Prompt ::
Look through the records below and collect all lines that hold the string "disabled".

Given data ::
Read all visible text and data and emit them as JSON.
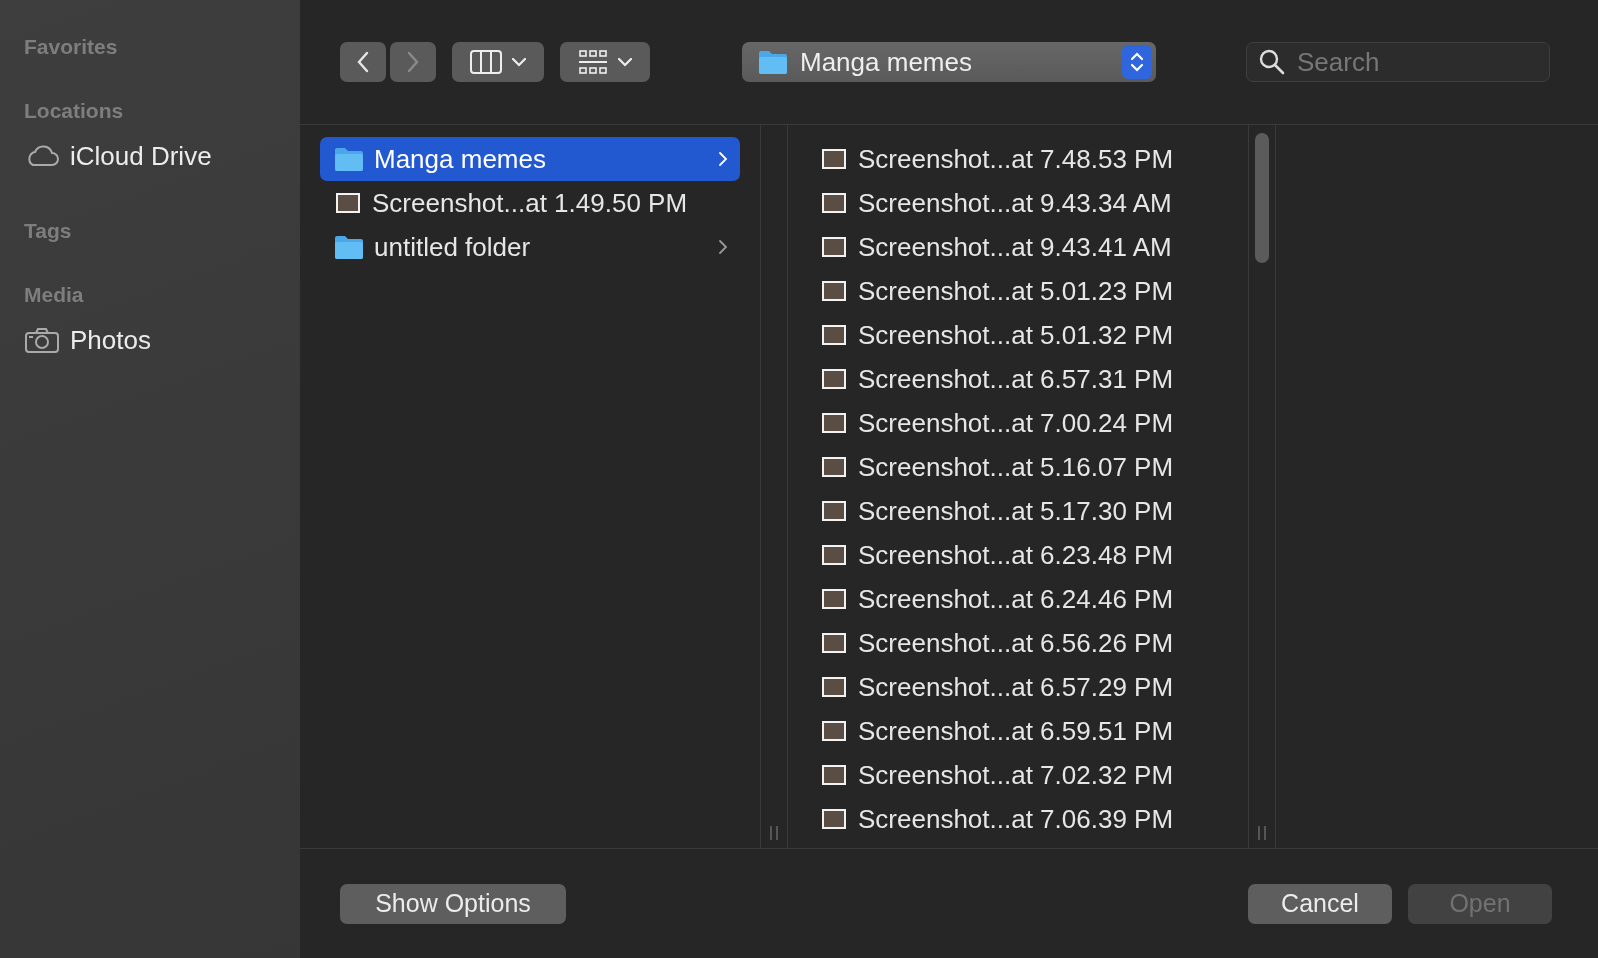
{
  "sidebar": {
    "sections": [
      {
        "heading": "Favorites"
      },
      {
        "heading": "Locations",
        "items": [
          {
            "label": "iCloud Drive",
            "kind": "cloud"
          }
        ]
      },
      {
        "heading": "Tags"
      },
      {
        "heading": "Media",
        "items": [
          {
            "label": "Photos",
            "kind": "camera"
          }
        ]
      }
    ]
  },
  "toolbar": {
    "back": {
      "disabled": false
    },
    "forward": {
      "disabled": true
    },
    "location": "Manga memes",
    "search": {
      "placeholder": "Search"
    }
  },
  "columns": [
    {
      "items": [
        {
          "name": "Manga memes",
          "kind": "folder",
          "selected": true
        },
        {
          "name": "Screenshot...at 1.49.50 PM",
          "kind": "image",
          "selected": false
        },
        {
          "name": "untitled folder",
          "kind": "folder",
          "selected": false
        }
      ]
    },
    {
      "items": [
        {
          "name": "Screenshot...at 7.48.53 PM",
          "kind": "image",
          "selected": false
        },
        {
          "name": "Screenshot...at 9.43.34 AM",
          "kind": "image",
          "selected": false
        },
        {
          "name": "Screenshot...at 9.43.41 AM",
          "kind": "image",
          "selected": false
        },
        {
          "name": "Screenshot...at 5.01.23 PM",
          "kind": "image",
          "selected": false
        },
        {
          "name": "Screenshot...at 5.01.32 PM",
          "kind": "image",
          "selected": false
        },
        {
          "name": "Screenshot...at 6.57.31 PM",
          "kind": "image",
          "selected": false
        },
        {
          "name": "Screenshot...at 7.00.24 PM",
          "kind": "image",
          "selected": false
        },
        {
          "name": "Screenshot...at 5.16.07 PM",
          "kind": "image",
          "selected": false
        },
        {
          "name": "Screenshot...at 5.17.30 PM",
          "kind": "image",
          "selected": false
        },
        {
          "name": "Screenshot...at 6.23.48 PM",
          "kind": "image",
          "selected": false
        },
        {
          "name": "Screenshot...at 6.24.46 PM",
          "kind": "image",
          "selected": false
        },
        {
          "name": "Screenshot...at 6.56.26 PM",
          "kind": "image",
          "selected": false
        },
        {
          "name": "Screenshot...at 6.57.29 PM",
          "kind": "image",
          "selected": false
        },
        {
          "name": "Screenshot...at 6.59.51 PM",
          "kind": "image",
          "selected": false
        },
        {
          "name": "Screenshot...at 7.02.32 PM",
          "kind": "image",
          "selected": false
        },
        {
          "name": "Screenshot...at 7.06.39 PM",
          "kind": "image",
          "selected": false
        }
      ]
    }
  ],
  "footer": {
    "left": [
      {
        "label": "Show Options",
        "disabled": false
      }
    ],
    "right": [
      {
        "label": "Cancel",
        "disabled": false
      },
      {
        "label": "Open",
        "disabled": true
      }
    ]
  }
}
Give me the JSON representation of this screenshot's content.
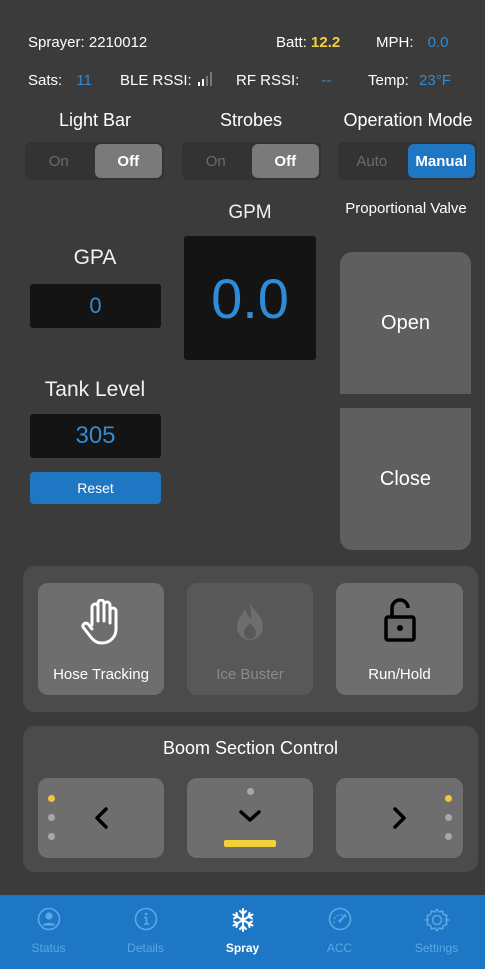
{
  "status": {
    "sprayer_label": "Sprayer:",
    "sprayer_id": "2210012",
    "batt_label": "Batt:",
    "batt_value": "12.2",
    "mph_label": "MPH:",
    "mph_value": "0.0",
    "sats_label": "Sats:",
    "sats_value": "11",
    "ble_label": "BLE RSSI:",
    "rf_label": "RF RSSI:",
    "rf_value": "--",
    "temp_label": "Temp:",
    "temp_value": "23°F"
  },
  "toggles": {
    "light_bar": {
      "title": "Light Bar",
      "on": "On",
      "off": "Off",
      "selected": "Off"
    },
    "strobes": {
      "title": "Strobes",
      "on": "On",
      "off": "Off",
      "selected": "Off"
    },
    "operation_mode": {
      "title": "Operation Mode",
      "auto": "Auto",
      "manual": "Manual",
      "selected": "Manual"
    }
  },
  "gpa": {
    "label": "GPA",
    "value": "0"
  },
  "gpm": {
    "label": "GPM",
    "value": "0.0"
  },
  "tank": {
    "label": "Tank Level",
    "value": "305",
    "reset_label": "Reset"
  },
  "valve": {
    "label": "Proportional Valve",
    "open_label": "Open",
    "close_label": "Close"
  },
  "actions": {
    "hose_tracking": "Hose Tracking",
    "ice_buster": "Ice Buster",
    "run_hold": "Run/Hold"
  },
  "boom": {
    "title": "Boom Section Control"
  },
  "tabs": [
    {
      "label": "Status",
      "icon": "person-icon"
    },
    {
      "label": "Details",
      "icon": "info-icon"
    },
    {
      "label": "Spray",
      "icon": "snowflake-icon"
    },
    {
      "label": "ACC",
      "icon": "gauge-icon"
    },
    {
      "label": "Settings",
      "icon": "gear-icon"
    }
  ],
  "colors": {
    "accent_blue": "#1f76c2",
    "value_blue": "#2e8bd8",
    "batt_yellow": "#f2d23a",
    "indicator_yellow": "#f2c63a"
  }
}
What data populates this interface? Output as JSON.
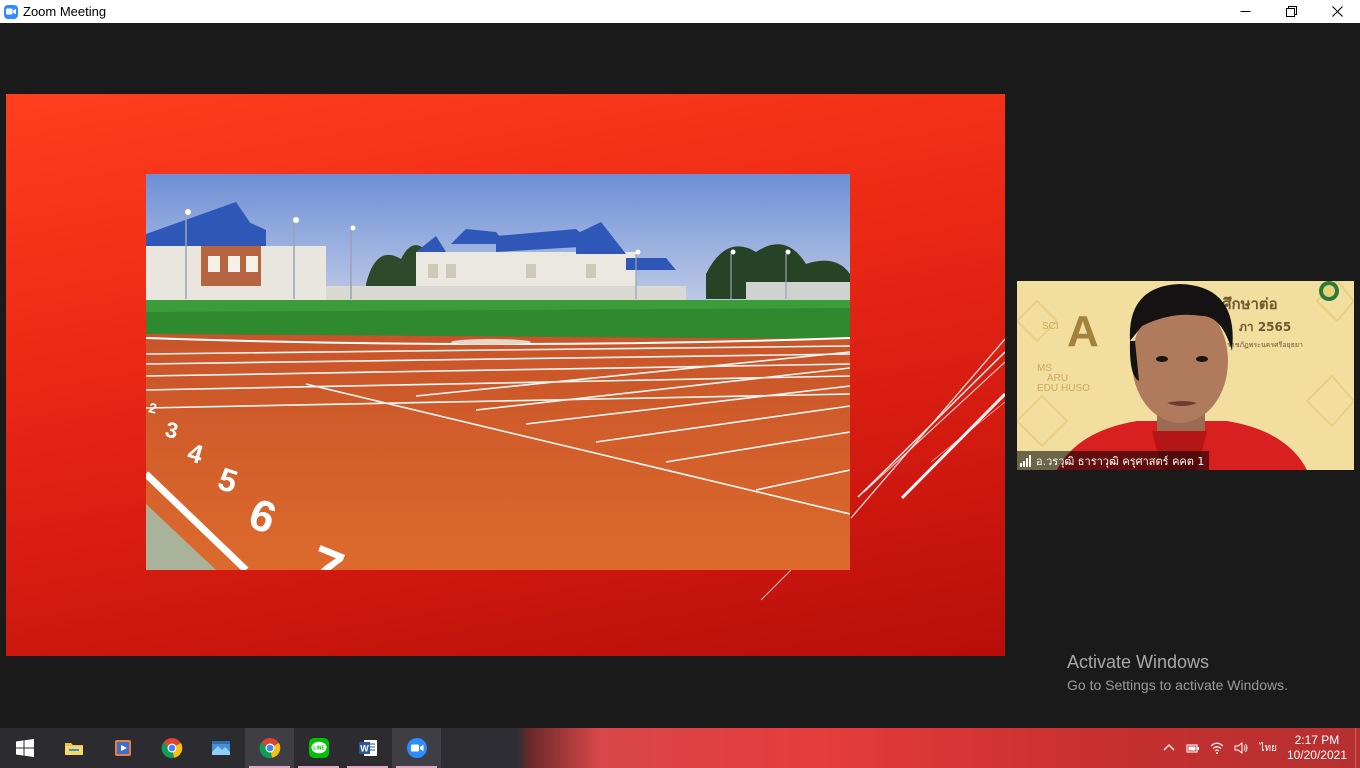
{
  "window": {
    "title": "Zoom Meeting"
  },
  "participant": {
    "name": "อ.วรวุฒิ ธาราวุฒิ ครุศาสตร์ คคต 1",
    "background_text": [
      "A",
      "ศึกษาต่อ",
      "ภา 2565",
      "ราชภัฏพระนครศรีอยุธยา",
      "SCI",
      "MS",
      "ARU",
      "EDU",
      "HUSO"
    ]
  },
  "watermark": {
    "title": "Activate Windows",
    "subtitle": "Go to Settings to activate Windows."
  },
  "taskbar": {
    "apps": [
      "start-icon",
      "file-explorer-icon",
      "media-player-icon",
      "chrome-icon",
      "photos-icon",
      "chrome-icon",
      "line-icon",
      "word-icon",
      "zoom-icon"
    ],
    "language": "ไทย",
    "time": "2:17 PM",
    "date": "10/20/2021"
  },
  "colors": {
    "slide_top": "#ff3f1e",
    "slide_bottom": "#b70e0a",
    "zoom_blue": "#2d8cff",
    "track": "#d9642a",
    "field": "#2f8a2f"
  }
}
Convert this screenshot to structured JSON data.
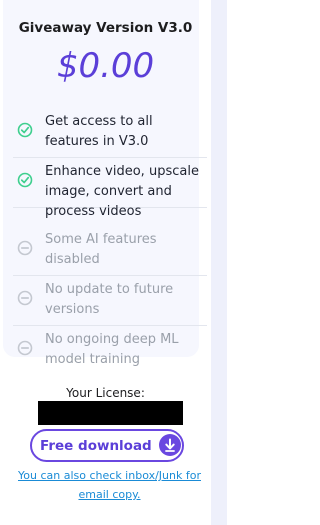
{
  "plan": {
    "title": "Giveaway Version V3.0",
    "price": "$0.00"
  },
  "features": [
    {
      "text": "Get access to all features in V3.0",
      "enabled": true,
      "icon": "check-circle-icon"
    },
    {
      "text": "Enhance video, upscale image, convert and process videos",
      "enabled": true,
      "icon": "check-circle-icon"
    },
    {
      "text": "Some AI features disabled",
      "enabled": false,
      "icon": "minus-circle-icon"
    },
    {
      "text": "No update to future versions",
      "enabled": false,
      "icon": "minus-circle-icon"
    },
    {
      "text": "No ongoing deep ML model training",
      "enabled": false,
      "icon": "minus-circle-icon"
    }
  ],
  "license": {
    "label": "Your License:"
  },
  "download": {
    "label": "Free download",
    "icon": "download-arrow-icon"
  },
  "note": "You can also check inbox/Junk for email copy.",
  "colors": {
    "accent": "#5b3fd8",
    "check": "#3ecf8e",
    "disabled": "#c4c8d0",
    "link": "#1a8bd6"
  }
}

Answer to this task ::
      "disabled": false
      "disabled": true
        "disabled": false
        "disabled": false
        "disabled": true
      "text": "Some AI features disabled",
    "disabled": "#c4c8d0",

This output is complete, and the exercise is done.